v. broad·cast or broad·cast·ed, broad·cast·ing, broad·casts
1. To transmit a radio or television program
2. To send out or communicate, especially by radio or television.
3. To make known over a wide area: broadcast rumors.
4. To sow seed over a wide area, especially by hand.
The term originates in the 1700s as a reference to the spreading of seeds as a compound word that describes the actual throwing of seed broad + cast. It was literally the wide swing of the hand to spread seed over a large area, a wasteful technique used in the planing of grain. in fact modern mechanical contrivances that mimic this motion are called "broadcast seeders." The modern meaning can be definitively dated to 1921 according to most texts. But de Forest was using it in his journals as early as 1907. I've found uses in radio before that date as well. You can see some of them use it in a metaphorical way as it may have been outside the radio context, but it serves to show how the word transmuted over time. The clear change is when the writer uses broadcast as a verb. One instance even uses it twice, once in each sense.

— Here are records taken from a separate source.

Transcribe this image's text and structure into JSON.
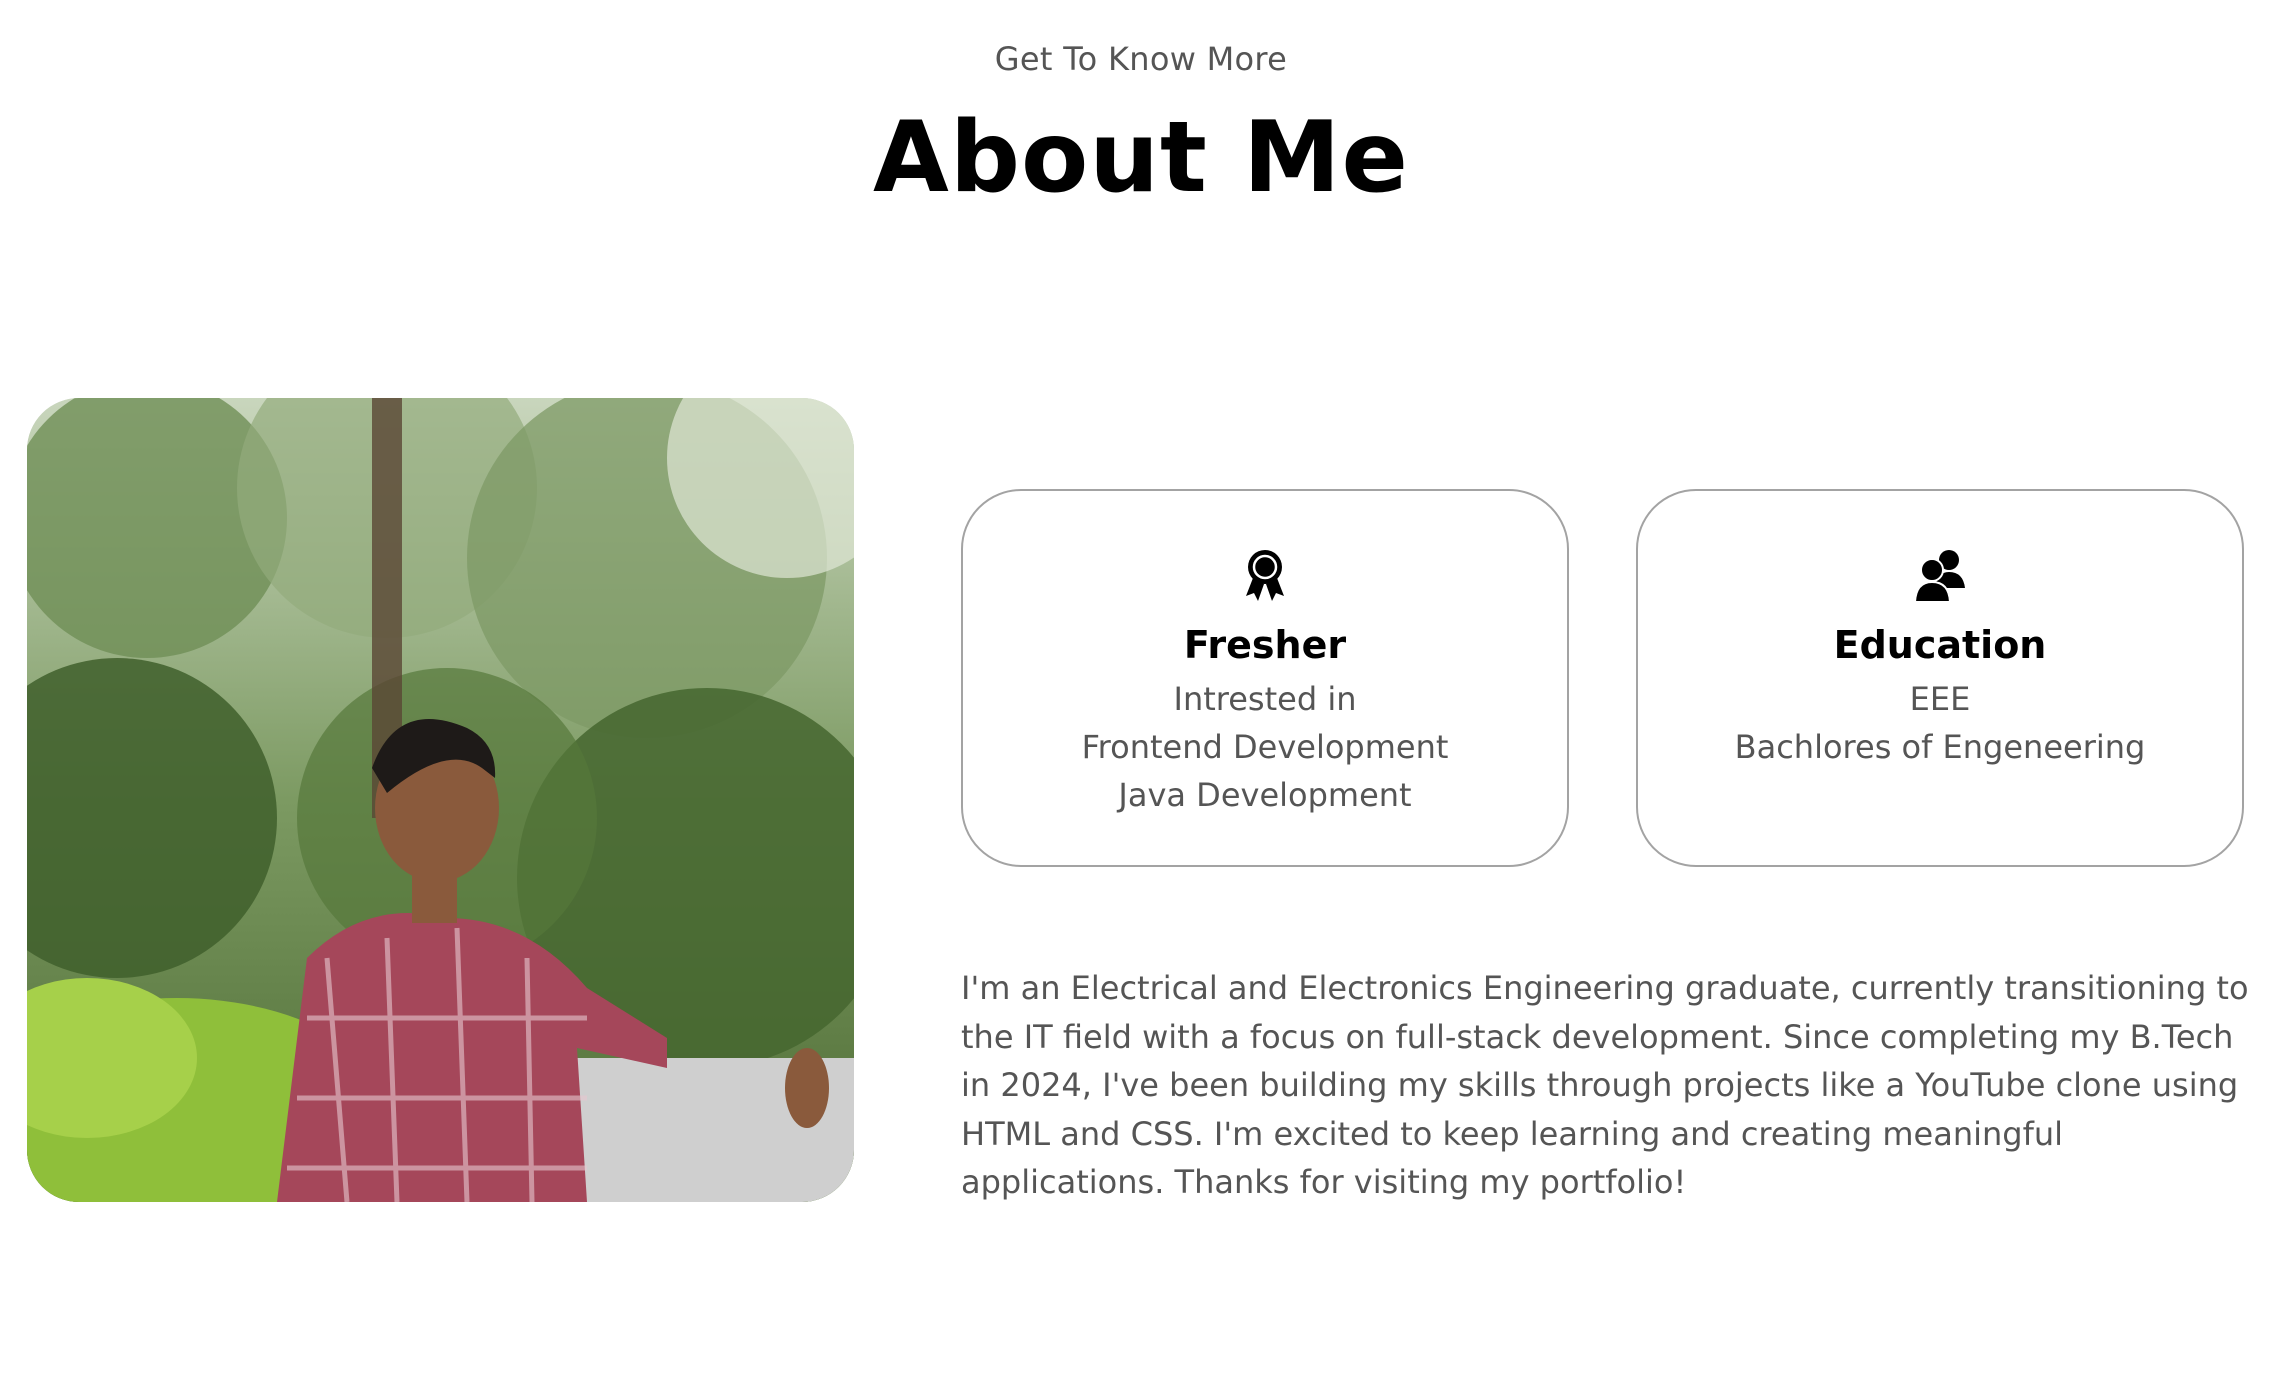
{
  "header": {
    "subtitle": "Get To Know More",
    "title": "About Me"
  },
  "photo": {
    "alt": "Profile picture",
    "icon": "profile-photo"
  },
  "cards": [
    {
      "icon": "award-ribbon-icon",
      "title": "Fresher",
      "lines": [
        "Intrested in",
        "Frontend Development",
        "Java Development"
      ]
    },
    {
      "icon": "users-icon",
      "title": "Education",
      "lines": [
        "EEE",
        "Bachlores of Engeneering",
        ""
      ]
    }
  ],
  "bio": {
    "text": "I'm an Electrical and Electronics Engineering graduate, currently transitioning to the IT field with a focus on full-stack development. Since completing my B.Tech in 2024, I've been building my skills through projects like a YouTube clone using HTML and CSS. I'm excited to keep learning and creating meaningful applications. Thanks for visiting my portfolio!"
  },
  "colors": {
    "text_primary": "#000000",
    "text_secondary": "#555555",
    "card_border": "#a3a3a3",
    "background": "#ffffff"
  }
}
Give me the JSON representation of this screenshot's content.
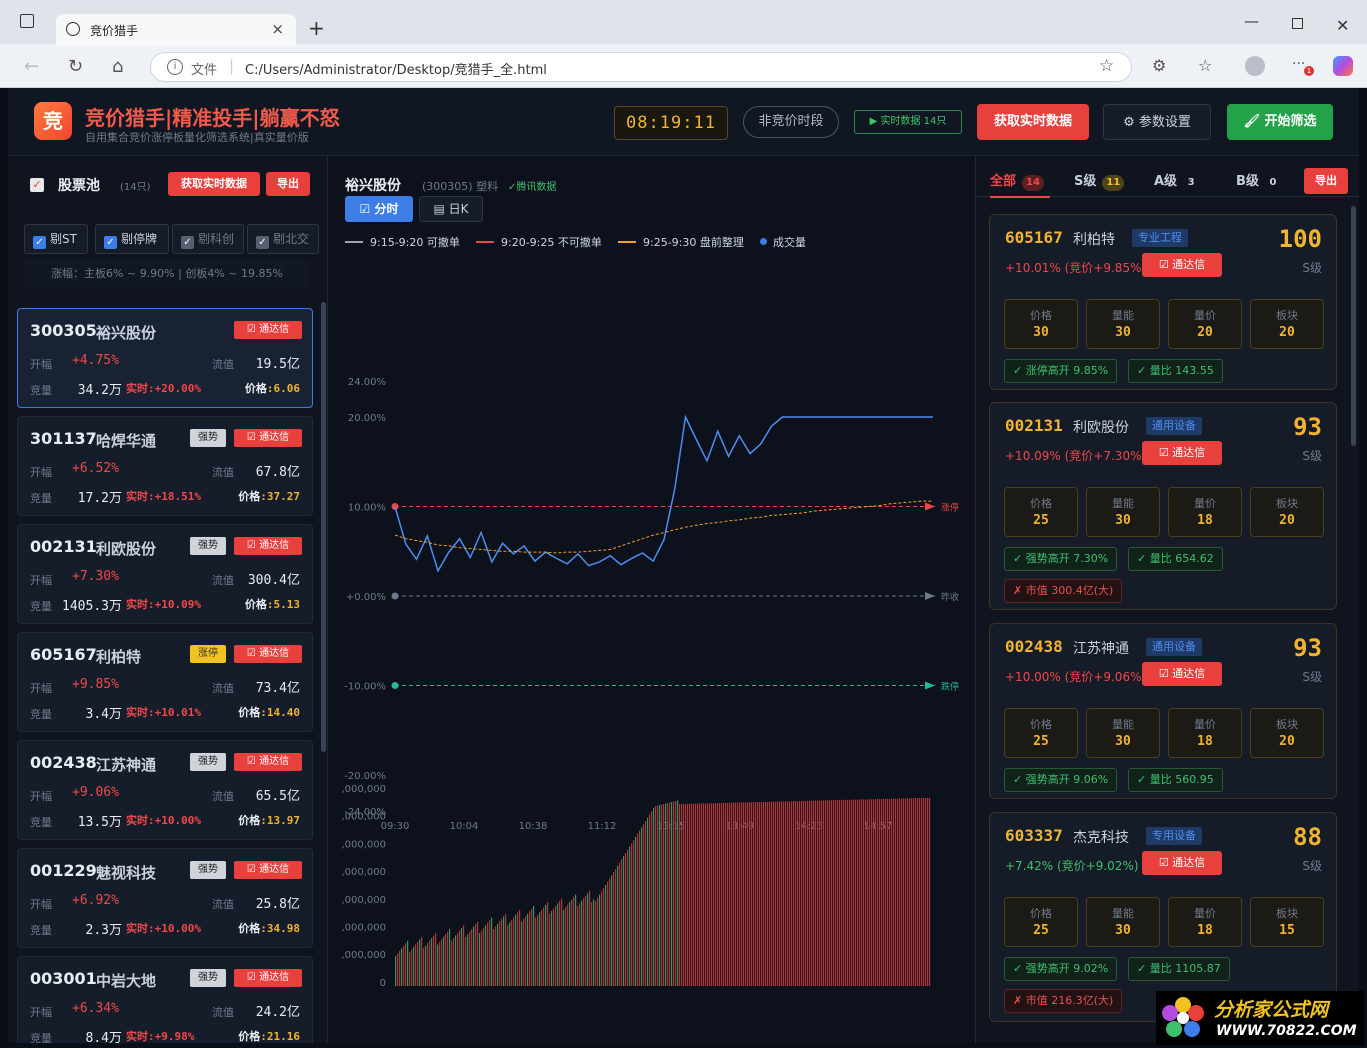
{
  "browser": {
    "tab_title": "竞价猎手",
    "address_prefix": "文件",
    "address": "C:/Users/Administrator/Desktop/竞猎手_全.html",
    "watermark": "分析家公式网www.70822.com"
  },
  "header": {
    "logo_char": "竞",
    "title": "竞价猎手|精准投手|躺赢不怒",
    "subtitle": "自用集合竞价涨停板量化筛选系统|真实量价版",
    "clock": "08:19:11",
    "phase": "非竞价时段",
    "realtime_tag": "实时数据 14只",
    "fetch_btn": "获取实时数据",
    "settings_btn": "参数设置",
    "start_btn": "开始筛选"
  },
  "pool": {
    "title": "股票池",
    "count": "(14只)",
    "fetch_btn": "获取实时数据",
    "export_btn": "导出",
    "filters": [
      {
        "label": "剔ST",
        "checked": true
      },
      {
        "label": "剔停牌",
        "checked": true
      },
      {
        "label": "剔科创",
        "checked": false
      },
      {
        "label": "剔北交",
        "checked": false
      }
    ],
    "range_info": "涨幅：主板6% ~ 9.90% | 创板4% ~ 19.85%",
    "labels": {
      "open": "开幅",
      "float": "流值",
      "vol": "竞量",
      "realtime": "实时",
      "price": "价格",
      "tdx": "通达信"
    },
    "stocks": [
      {
        "code": "300305",
        "name": "裕兴股份",
        "tag": "",
        "open": "+4.75%",
        "float": "19.5亿",
        "vol": "34.2万",
        "rt": ":+20.00%",
        "price": ":6.06",
        "selected": true
      },
      {
        "code": "301137",
        "name": "哈焊华通",
        "tag": "强势",
        "open": "+6.52%",
        "float": "67.8亿",
        "vol": "17.2万",
        "rt": ":+18.51%",
        "price": ":37.27"
      },
      {
        "code": "002131",
        "name": "利欧股份",
        "tag": "强势",
        "open": "+7.30%",
        "float": "300.4亿",
        "vol": "1405.3万",
        "rt": ":+10.09%",
        "price": ":5.13"
      },
      {
        "code": "605167",
        "name": "利柏特",
        "tag": "涨停",
        "open": "+9.85%",
        "float": "73.4亿",
        "vol": "3.4万",
        "rt": ":+10.01%",
        "price": ":14.40"
      },
      {
        "code": "002438",
        "name": "江苏神通",
        "tag": "强势",
        "open": "+9.06%",
        "float": "65.5亿",
        "vol": "13.5万",
        "rt": ":+10.00%",
        "price": ":13.97"
      },
      {
        "code": "001229",
        "name": "魅视科技",
        "tag": "强势",
        "open": "+6.92%",
        "float": "25.8亿",
        "vol": "2.3万",
        "rt": ":+10.00%",
        "price": ":34.98"
      },
      {
        "code": "003001",
        "name": "中岩大地",
        "tag": "强势",
        "open": "+6.34%",
        "float": "24.2亿",
        "vol": "8.4万",
        "rt": ":+9.98%",
        "price": ":21.16"
      }
    ]
  },
  "chart_panel": {
    "stock_name": "裕兴股份",
    "stock_meta": "(300305) 塑料",
    "source": "✓腾讯数据",
    "tab_intraday": "分时",
    "tab_daily": "日K",
    "legend": [
      "9:15-9:20 可撤单",
      "9:20-9:25 不可撤单",
      "9:25-9:30 盘前整理",
      "成交量"
    ],
    "legend_colors": [
      "#9aa4b4",
      "#e84848",
      "#f0a030",
      "#3c7de8"
    ],
    "ref_labels": [
      "涨停",
      "昨收",
      "跌停"
    ]
  },
  "chart_data": {
    "type": "line",
    "y_ticks": [
      "24.00%",
      "20.00%",
      "10.00%",
      "+0.00%",
      "-10.00%",
      "-20.00%",
      "-24.00%"
    ],
    "x_ticks": [
      "09:30",
      "10:04",
      "10:38",
      "11:12",
      "13:15",
      "13:49",
      "14:23",
      "14:57"
    ],
    "ylim": [
      -24,
      24
    ],
    "vol_ticks": [
      ",000,000",
      ",000,000",
      ",000,000",
      ",000,000",
      ",000,000",
      ",000,000",
      ",000,000",
      "0"
    ],
    "series": [
      {
        "values": [
          10.0,
          5.8,
          4.1,
          6.7,
          2.8,
          4.9,
          6.4,
          4.3,
          7.1,
          3.8,
          5.9,
          4.7,
          5.6,
          3.9,
          4.9,
          4.2,
          3.6,
          4.7,
          3.4,
          3.8,
          4.5,
          3.5,
          4.2,
          4.8,
          3.9,
          6.3,
          12.0,
          20.0,
          17.5,
          15.1,
          18.4,
          15.6,
          17.9,
          15.9,
          17.0,
          19.0,
          20.0,
          20.0,
          20.0,
          20.0,
          20.0,
          20.0,
          20.0,
          20.0,
          20.0,
          20.0,
          20.0,
          20.0,
          20.0,
          20.0,
          20.0
        ]
      },
      {
        "values": [
          6.8,
          6.4,
          6.2,
          6.0,
          5.7,
          5.6,
          5.4,
          5.3,
          5.2,
          5.1,
          5.0,
          5.0,
          4.9,
          4.9,
          4.9,
          4.8,
          4.9,
          4.9,
          5.0,
          5.1,
          5.2,
          5.6,
          6.0,
          6.4,
          6.8,
          7.1,
          7.4,
          7.7,
          7.9,
          8.1,
          8.2,
          8.4,
          8.5,
          8.7,
          8.8,
          9.0,
          9.1,
          9.2,
          9.3,
          9.5,
          9.6,
          9.7,
          9.8,
          9.9,
          10.0,
          10.1,
          10.3,
          10.4,
          10.5,
          10.6,
          10.6
        ]
      }
    ]
  },
  "signals": {
    "export_btn": "导出",
    "tabs": [
      {
        "label": "全部",
        "count": "14"
      },
      {
        "label": "S级",
        "count": "11"
      },
      {
        "label": "A级",
        "count": "3"
      },
      {
        "label": "B级",
        "count": "0"
      }
    ],
    "metric_names": [
      "价格",
      "量能",
      "量价",
      "板块"
    ],
    "tdx": "通达信",
    "cards": [
      {
        "code": "605167",
        "name": "利柏特",
        "industry": "专业工程",
        "score": "100",
        "level": "S级",
        "chg": "+10.01% (竞价+9.85%)",
        "metrics": [
          "30",
          "30",
          "20",
          "20"
        ],
        "tags": [
          "✓ 涨停高开 9.85%",
          "✓ 量比 143.55"
        ],
        "warn": ""
      },
      {
        "code": "002131",
        "name": "利欧股份",
        "industry": "通用设备",
        "score": "93",
        "level": "S级",
        "chg": "+10.09% (竞价+7.30%)",
        "metrics": [
          "25",
          "30",
          "18",
          "20"
        ],
        "tags": [
          "✓ 强势高开 7.30%",
          "✓ 量比 654.62"
        ],
        "warn": "✗ 市值 300.4亿(大)"
      },
      {
        "code": "002438",
        "name": "江苏神通",
        "industry": "通用设备",
        "score": "93",
        "level": "S级",
        "chg": "+10.00% (竞价+9.06%)",
        "metrics": [
          "25",
          "30",
          "18",
          "20"
        ],
        "tags": [
          "✓ 强势高开 9.06%",
          "✓ 量比 560.95"
        ],
        "warn": ""
      },
      {
        "code": "603337",
        "name": "杰克科技",
        "industry": "专用设备",
        "score": "88",
        "level": "S级",
        "chg": "+7.42% (竞价+9.02%)",
        "metrics": [
          "25",
          "30",
          "18",
          "15"
        ],
        "tags": [
          "✓ 强势高开 9.02%",
          "✓ 量比 1105.87"
        ],
        "warn": "✗ 市值 216.3亿(大)"
      }
    ]
  },
  "brand": {
    "line1": "分析家公式网",
    "line2": "WWW.70822.COM"
  }
}
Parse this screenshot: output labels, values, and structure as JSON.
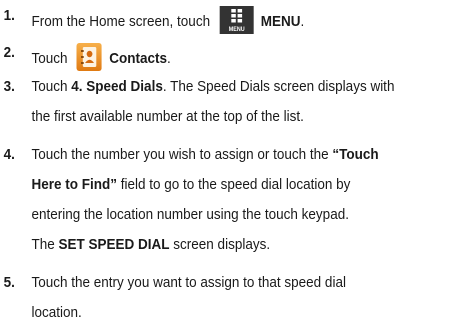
{
  "steps": [
    {
      "number": "1.",
      "parts": [
        "From the Home screen, touch",
        "MENU",
        "."
      ],
      "icon": {
        "name": "menu-icon",
        "label": "MENU"
      }
    },
    {
      "number": "2.",
      "parts": [
        "Touch",
        "Contacts",
        "."
      ],
      "icon": {
        "name": "contacts-icon"
      }
    },
    {
      "number": "3.",
      "line1": [
        "Touch ",
        "4. Speed Dials",
        ". The Speed Dials screen displays with"
      ],
      "line2": "the first available number at the top of the list."
    },
    {
      "number": "4.",
      "line1": [
        "Touch the number you wish to assign or touch the ",
        "“Touch"
      ],
      "line2": [
        "Here to Find”",
        " field to go to the speed dial location by"
      ],
      "line3": "entering the location number using the touch keypad.",
      "line4": [
        "The ",
        "SET SPEED DIAL",
        " screen displays."
      ]
    },
    {
      "number": "5.",
      "line1": "Touch the entry you want to assign to that speed dial",
      "line2": "location."
    }
  ]
}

1920 - Hearings before the Committee on the Merchant Marine and Fisheries... From the statement of Mr. S. M. Kintner of the International Radio Telegraph Co.
"... The press associations do not want their news handed to people who do not pay them for it, as expressed by the one that objected to our broadcasting the news delivered by them to one of their subscribers.
October 1920 - The Bulletin of the American Meteorological Society - Volume 1
"The caution was broadcast by wireless and placed vessel masters on the alert."
1918 - Report of the Commissioner of Education made to the Secretary of the Interior...
"During this period 36 messages of an average length of 1,500 words were broadcast, released twice each week, on Monday and Thursday evenings.
September 1918 - Popular Mechanics
"By broadcasting is meant the sending of messages so that any vessel, battleship, or merchantman, with a properly tuned instrument, can receive it."
1915 - Proceedings of the Institute of Radio Engineers, Vol. 3
"On the Pacific coast, time signals are sent broadcast to sea, thru the Naval stations at Mare Island, Eureka, San Diego, in California, and at North Head, Washington."
1915 - Wireless World, Vol. By Wireless Society of London
"At 6 p.m. (75th Meridian time) ice information will be sent broadcast for the benefit of vessels using 600 metre wave-length. .."
1913 - West Indies Pilot, Volume 1, By The United States Hydrographic Office
"Information concerning wrecks, derelicts, and other dangerous obstructions to navigation whenever received from the Hydrographic Office or from a branch Hydrographic Office is sent broadcast four times daily, viz, at 8 a.m., noon, 4 p.m., and 8 p.m., local (standard) time of station.
August 1913 - Report of the Hydrographer to the Bureau of Navigation
"...A great deal of this has been concerning dangers to navigation, which has been sent broadcast by the naval radio station at Arlington and by some of those on the coast. This method of broadcasting information concerning dangers to navigation is of great use to shipping and is greatly appreciated."
March 1909 - Popular Mechanics
"Sixty-five miles from shore the stricken steamer flashed electrical calls for help broadcast across the ocean."